She also displays illustrations from scientific publications obtained from the open-source, peer-reviewed journal PLOS ONE, including scatter plot figures, her favorite.
"I love scatter plots because they show all the data, the good and the bad," she tells her students. "They're airing your dirty laundry a bit," but they are both useful and honest, she says.
Writing in the Sciences launched Sept. 25, with nearly 30,000 signed up, though, as in all online classes, the number of students who watch the videos and do the homework drops off sharply. About 11,000 filled out the student survey the first week, a good indicator of how many are actually taking the class. Of those, around one-third are graduate students and one-quarter are scientists or engineers.
Sainani's promotional video for Coursera shows her in front of shelves and shelves of scientific journals full of presumably boring prose. Her mission, she told prospective students, was to provide them with the training – and the tricks – to enable scientific literature to change.
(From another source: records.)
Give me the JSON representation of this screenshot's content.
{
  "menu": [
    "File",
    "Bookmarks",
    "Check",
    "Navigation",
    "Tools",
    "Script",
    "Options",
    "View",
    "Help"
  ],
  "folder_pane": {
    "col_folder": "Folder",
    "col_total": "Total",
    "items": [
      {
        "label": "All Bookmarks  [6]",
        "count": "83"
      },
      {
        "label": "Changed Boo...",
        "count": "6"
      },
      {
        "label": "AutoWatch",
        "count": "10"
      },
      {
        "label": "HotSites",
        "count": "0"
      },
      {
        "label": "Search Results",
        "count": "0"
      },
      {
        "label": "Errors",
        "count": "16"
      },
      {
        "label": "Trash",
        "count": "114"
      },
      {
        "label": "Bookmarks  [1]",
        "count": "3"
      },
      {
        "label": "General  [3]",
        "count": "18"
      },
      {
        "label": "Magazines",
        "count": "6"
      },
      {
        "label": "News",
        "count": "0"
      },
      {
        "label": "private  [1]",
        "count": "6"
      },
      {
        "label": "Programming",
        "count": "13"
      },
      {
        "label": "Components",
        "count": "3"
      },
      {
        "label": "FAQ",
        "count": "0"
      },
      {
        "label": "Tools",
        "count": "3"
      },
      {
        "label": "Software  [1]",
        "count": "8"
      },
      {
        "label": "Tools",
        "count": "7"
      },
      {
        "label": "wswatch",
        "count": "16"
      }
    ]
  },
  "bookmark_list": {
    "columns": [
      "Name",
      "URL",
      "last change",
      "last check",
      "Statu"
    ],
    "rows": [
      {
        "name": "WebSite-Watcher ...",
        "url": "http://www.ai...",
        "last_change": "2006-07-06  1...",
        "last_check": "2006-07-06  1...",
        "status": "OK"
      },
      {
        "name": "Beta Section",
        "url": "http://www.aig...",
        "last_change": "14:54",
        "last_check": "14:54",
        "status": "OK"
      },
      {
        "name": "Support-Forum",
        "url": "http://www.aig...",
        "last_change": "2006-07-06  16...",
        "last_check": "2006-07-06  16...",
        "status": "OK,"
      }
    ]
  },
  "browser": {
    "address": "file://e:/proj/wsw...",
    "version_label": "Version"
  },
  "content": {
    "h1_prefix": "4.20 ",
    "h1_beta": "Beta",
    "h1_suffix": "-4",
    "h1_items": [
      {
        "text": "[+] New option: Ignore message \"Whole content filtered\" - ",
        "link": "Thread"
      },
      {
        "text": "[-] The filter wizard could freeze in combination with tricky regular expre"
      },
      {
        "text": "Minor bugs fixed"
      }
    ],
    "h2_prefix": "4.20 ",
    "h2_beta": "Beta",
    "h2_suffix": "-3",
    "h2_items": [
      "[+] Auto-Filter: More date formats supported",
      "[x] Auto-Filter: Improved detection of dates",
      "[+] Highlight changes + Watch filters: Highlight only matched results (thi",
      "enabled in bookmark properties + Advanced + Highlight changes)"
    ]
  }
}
And by the end of the class, when they'll be watching Sainani interview her former students about how to deal with the media, perhaps they themselves will be ready to go forth and publish.
Lisa Lapin, University Communications: (650) 725-8396, firstname.lastname@example.org